And finally, the reliefs surrounding the work Horizontal Underground can be interpreted as a mind map in their own right. The works, made between 1990 and 2000, were, according to Sugár, made for himself, quasi for his desk drawer, in a liberated situation in which he was not under pressure to be publicised. In this sense, the presentation of the reliefs at the exhibition is similar to the publication of a diary, which is essentially an unveiling, since the author’s notes intended for himself become publicly readable and analysable – influencing our previous knowledge and interpretative processes about his life and his oeuvre. His sensual conceptual reliefs are blends of things that are consistently present in Sugár’s work such as objects (confectionery packaging moulds, radios, microphotographs, architectural drawings, xerox copies, etc.), motifs (plum stone shape, wicker, crosses, etc.), tools (painting, flocking and so on), simple, worthless materials (wood fibre, plastic, etc.) and noble sculptural materials (terracotta, bronze, aluminium and other materials). The compositions deliberately avoid the classical, harmonious “good-looking”, in other words, they are ugly by some standards, or odd by most standards. And the use of defamiliarization (ostranenie) is an essential creative tool in the creation of provocative things that are surprisingly and interestingly out of the ordinary, which can generate conflicts and stimulate constant intellectual readiness.

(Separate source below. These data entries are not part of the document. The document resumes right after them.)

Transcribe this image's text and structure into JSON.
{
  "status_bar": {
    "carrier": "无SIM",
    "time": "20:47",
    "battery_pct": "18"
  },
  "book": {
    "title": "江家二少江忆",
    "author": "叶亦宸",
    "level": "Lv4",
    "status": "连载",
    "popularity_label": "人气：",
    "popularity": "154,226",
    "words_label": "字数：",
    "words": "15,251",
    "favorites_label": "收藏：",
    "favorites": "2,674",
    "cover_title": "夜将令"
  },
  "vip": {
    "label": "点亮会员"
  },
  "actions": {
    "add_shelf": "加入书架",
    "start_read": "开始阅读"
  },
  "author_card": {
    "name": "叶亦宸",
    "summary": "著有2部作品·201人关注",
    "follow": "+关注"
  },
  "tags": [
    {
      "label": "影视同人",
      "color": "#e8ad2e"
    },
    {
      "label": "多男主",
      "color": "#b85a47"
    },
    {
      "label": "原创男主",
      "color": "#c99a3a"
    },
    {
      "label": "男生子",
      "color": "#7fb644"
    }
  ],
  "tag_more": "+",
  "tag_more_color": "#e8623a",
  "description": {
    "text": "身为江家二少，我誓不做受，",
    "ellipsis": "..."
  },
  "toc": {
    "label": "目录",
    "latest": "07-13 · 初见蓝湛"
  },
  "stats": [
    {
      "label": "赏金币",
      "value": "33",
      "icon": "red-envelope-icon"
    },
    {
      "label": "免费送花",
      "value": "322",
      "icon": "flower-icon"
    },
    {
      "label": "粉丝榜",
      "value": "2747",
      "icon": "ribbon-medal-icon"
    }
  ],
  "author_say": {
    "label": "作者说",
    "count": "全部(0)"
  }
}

 Pacsika Rudolf summarises Edward de Bono’s definition of lateral thinking. In Rudolf Pacsika: The bridge of associations between epistemes, DLA dissertation, MKE, 2016. 46.
 The meaning is linked to loyalty, which triggers the search for meaning. István Hajdu talks to János Sugár (Part 1)
In Balkon, 2005/5.
 Gábor Szabó: The Network as Critical Form – Aesthetics and Politics in Kádár-era Samizdat Literature. In Acta Universitatis Szegediensis: Acta Historiae Litterarum Hungaricarum, 2020. p. 177.
 Judit Geskó’s definition of János Sugár’s cognitive graphics.
 “I don’t want to dwell on concept art, because I think it’s a period that’s a has-been – and I don’t mean anything pejorative by has-been – it’s gone because it’s given up too much on the sensual, the direct, the total effect that art has always had in communication. Art is again looking for visual and sensual effects. (…) Since the 1980s, a kind of aesthetics has emerged that expects works of art – both visual and musical – to have a beauty that is reminiscent of pure thought, or the beauty of thought.” Miklós Erdély: Optimistic Lecture, quoted in Gábor Andrási: Forms of Thought (Nappali Ház, 1993/2)
 János Sugár: Complex processes outside and inside the field of attention (edited version of the lecture given on 7 November 2001), exindex.hu
photography by Miklós Sulyok